Data for the task section start

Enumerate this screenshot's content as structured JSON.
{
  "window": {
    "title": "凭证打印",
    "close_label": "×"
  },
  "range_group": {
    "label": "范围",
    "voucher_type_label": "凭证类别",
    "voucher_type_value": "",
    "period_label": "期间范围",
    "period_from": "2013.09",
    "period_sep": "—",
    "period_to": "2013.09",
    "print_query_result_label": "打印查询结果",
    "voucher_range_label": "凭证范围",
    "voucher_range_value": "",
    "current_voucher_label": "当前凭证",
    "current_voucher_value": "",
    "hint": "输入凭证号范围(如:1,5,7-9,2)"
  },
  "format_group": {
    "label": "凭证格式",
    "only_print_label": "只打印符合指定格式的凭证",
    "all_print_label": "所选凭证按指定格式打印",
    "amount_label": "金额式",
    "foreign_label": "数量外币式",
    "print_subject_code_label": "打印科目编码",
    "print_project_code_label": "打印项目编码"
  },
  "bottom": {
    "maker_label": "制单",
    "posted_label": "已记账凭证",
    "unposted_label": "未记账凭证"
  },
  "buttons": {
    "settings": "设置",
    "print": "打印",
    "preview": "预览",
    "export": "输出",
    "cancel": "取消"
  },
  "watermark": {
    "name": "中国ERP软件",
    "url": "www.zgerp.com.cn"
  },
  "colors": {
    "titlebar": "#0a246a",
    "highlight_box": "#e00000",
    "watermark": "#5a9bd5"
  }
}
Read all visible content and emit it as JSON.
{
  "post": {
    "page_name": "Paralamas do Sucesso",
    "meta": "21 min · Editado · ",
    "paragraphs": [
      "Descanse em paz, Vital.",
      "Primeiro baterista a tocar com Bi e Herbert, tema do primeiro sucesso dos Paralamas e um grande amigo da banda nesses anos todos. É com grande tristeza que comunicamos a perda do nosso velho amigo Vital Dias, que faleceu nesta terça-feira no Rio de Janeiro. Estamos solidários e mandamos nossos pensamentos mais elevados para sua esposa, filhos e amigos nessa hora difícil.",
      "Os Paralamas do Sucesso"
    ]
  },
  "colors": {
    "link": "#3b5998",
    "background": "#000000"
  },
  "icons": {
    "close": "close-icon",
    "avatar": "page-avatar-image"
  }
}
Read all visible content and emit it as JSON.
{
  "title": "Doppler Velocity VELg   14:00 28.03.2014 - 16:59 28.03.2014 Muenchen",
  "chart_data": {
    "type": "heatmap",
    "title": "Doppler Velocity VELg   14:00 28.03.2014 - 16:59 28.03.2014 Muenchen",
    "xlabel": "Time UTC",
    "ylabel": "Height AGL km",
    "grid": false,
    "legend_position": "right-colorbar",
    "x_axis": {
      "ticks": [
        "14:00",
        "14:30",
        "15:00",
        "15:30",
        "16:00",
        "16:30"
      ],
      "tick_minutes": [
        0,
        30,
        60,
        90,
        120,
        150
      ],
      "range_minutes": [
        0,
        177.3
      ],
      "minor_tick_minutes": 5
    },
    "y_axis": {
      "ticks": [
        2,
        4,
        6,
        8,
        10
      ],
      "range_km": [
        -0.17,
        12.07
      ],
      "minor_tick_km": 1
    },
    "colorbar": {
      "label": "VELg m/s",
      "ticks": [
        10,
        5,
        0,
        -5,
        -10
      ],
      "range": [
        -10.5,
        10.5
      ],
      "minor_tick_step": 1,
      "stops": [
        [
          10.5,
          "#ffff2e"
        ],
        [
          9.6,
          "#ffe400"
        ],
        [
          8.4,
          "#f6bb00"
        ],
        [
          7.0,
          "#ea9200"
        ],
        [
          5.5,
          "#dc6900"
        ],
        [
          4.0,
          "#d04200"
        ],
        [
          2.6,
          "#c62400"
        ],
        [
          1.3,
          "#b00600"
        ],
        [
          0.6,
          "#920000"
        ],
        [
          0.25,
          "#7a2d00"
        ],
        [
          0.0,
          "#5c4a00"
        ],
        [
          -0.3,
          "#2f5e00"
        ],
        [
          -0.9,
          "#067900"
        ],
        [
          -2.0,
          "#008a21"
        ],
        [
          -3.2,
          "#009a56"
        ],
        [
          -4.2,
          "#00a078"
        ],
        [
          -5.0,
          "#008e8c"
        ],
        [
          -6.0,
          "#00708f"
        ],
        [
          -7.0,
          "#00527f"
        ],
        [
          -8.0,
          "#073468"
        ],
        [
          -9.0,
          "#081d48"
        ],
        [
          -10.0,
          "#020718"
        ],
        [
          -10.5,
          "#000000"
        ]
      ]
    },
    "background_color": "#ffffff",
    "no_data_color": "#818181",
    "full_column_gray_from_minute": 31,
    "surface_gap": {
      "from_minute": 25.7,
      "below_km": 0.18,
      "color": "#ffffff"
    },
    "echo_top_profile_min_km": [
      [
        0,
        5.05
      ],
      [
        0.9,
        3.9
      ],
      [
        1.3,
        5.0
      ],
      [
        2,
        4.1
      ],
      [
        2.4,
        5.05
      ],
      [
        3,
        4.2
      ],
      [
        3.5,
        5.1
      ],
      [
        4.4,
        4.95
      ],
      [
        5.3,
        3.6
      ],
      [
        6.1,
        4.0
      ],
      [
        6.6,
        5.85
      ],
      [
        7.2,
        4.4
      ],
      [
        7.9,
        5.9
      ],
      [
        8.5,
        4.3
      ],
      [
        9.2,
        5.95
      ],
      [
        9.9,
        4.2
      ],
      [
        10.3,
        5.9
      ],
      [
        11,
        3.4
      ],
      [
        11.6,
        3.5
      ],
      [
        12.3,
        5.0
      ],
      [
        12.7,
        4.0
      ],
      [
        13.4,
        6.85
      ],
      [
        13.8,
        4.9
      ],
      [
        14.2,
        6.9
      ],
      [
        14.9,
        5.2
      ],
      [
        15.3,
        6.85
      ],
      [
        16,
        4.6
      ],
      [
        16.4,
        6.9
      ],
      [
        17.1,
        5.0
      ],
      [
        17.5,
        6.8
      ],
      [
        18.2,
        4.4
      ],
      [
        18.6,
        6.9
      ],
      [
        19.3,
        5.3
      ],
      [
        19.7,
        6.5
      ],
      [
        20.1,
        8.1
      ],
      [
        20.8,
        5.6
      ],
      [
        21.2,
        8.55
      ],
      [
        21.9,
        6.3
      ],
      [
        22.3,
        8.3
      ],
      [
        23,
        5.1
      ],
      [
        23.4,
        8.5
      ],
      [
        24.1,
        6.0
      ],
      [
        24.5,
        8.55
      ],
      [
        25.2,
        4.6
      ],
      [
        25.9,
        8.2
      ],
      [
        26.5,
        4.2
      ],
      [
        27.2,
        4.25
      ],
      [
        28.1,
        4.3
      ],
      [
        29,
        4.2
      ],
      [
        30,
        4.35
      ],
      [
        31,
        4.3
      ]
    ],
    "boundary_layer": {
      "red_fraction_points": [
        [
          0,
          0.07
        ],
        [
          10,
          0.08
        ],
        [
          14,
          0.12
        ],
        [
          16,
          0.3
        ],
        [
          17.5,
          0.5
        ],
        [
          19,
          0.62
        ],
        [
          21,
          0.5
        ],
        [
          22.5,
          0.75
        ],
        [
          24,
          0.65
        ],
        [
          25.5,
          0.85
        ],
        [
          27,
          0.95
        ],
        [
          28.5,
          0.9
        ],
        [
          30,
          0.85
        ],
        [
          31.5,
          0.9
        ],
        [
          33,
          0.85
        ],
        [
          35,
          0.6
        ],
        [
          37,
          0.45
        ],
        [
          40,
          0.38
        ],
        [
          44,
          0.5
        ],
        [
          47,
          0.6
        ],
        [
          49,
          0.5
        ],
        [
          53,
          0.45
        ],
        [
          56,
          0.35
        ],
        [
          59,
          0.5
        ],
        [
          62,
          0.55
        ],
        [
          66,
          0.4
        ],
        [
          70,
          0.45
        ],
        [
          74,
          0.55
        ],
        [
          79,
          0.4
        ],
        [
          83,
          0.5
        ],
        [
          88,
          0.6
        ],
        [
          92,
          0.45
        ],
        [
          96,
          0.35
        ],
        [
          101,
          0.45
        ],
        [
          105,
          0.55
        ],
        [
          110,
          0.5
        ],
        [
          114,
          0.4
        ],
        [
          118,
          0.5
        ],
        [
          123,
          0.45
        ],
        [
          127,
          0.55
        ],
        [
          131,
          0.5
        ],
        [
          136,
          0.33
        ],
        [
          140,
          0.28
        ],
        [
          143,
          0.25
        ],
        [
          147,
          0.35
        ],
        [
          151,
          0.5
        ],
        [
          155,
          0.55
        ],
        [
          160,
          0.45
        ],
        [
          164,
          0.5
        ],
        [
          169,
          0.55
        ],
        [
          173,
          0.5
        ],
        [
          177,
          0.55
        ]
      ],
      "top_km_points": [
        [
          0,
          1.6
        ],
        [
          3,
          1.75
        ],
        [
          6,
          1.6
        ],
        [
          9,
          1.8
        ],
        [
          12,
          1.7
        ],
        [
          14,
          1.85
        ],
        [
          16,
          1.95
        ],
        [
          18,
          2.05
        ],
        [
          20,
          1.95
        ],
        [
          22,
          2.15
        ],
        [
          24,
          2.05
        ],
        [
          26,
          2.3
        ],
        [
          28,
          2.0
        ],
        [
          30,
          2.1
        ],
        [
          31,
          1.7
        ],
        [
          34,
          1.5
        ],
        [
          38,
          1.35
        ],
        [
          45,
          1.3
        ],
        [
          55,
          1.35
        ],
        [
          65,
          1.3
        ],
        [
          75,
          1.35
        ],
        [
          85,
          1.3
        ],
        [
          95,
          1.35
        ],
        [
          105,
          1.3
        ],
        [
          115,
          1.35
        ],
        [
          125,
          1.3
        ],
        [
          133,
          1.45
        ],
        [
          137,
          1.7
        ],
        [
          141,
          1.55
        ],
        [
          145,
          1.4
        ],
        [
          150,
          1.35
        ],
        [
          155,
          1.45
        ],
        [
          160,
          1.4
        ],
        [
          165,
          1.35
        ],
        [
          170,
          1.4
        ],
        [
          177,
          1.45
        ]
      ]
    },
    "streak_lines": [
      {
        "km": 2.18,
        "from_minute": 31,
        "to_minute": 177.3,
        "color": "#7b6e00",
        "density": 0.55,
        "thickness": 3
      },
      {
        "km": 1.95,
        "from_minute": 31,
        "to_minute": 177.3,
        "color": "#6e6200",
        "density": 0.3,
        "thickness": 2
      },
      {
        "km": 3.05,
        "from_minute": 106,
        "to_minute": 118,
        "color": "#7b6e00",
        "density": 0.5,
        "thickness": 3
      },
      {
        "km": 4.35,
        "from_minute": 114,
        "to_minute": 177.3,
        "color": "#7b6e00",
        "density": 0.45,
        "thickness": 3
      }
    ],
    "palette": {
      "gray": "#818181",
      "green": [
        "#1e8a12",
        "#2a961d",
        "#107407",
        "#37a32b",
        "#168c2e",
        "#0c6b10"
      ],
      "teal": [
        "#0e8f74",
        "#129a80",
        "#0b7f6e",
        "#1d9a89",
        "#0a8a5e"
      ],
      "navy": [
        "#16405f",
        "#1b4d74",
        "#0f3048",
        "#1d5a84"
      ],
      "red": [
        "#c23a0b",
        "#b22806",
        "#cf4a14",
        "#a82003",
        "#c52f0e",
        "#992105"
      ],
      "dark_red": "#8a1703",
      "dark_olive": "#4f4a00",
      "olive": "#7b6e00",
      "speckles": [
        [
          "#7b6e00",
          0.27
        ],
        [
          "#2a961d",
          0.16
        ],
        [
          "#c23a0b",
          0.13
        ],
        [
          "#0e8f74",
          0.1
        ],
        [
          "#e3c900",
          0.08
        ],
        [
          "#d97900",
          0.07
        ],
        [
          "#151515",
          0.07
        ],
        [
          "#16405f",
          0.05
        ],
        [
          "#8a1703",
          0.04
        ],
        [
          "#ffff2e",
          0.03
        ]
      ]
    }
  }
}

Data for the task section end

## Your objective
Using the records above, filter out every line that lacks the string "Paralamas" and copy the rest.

## Response area
    "page_name": "Paralamas do Sucesso",
      "Primeiro baterista a tocar com Bi e Herbert, tema do primeiro sucesso dos Paralamas e um grande amigo da banda nesses anos todos. É com grande tristeza que comunicamos a perda do nosso velho amigo Vital Dias, que faleceu nesta terça-feira no Rio de Janeiro. Estamos solidários e mandamos nossos pensamentos mais elevados para sua esposa, filhos e amigos nessa hora difícil.",
      "Os Paralamas do Sucesso"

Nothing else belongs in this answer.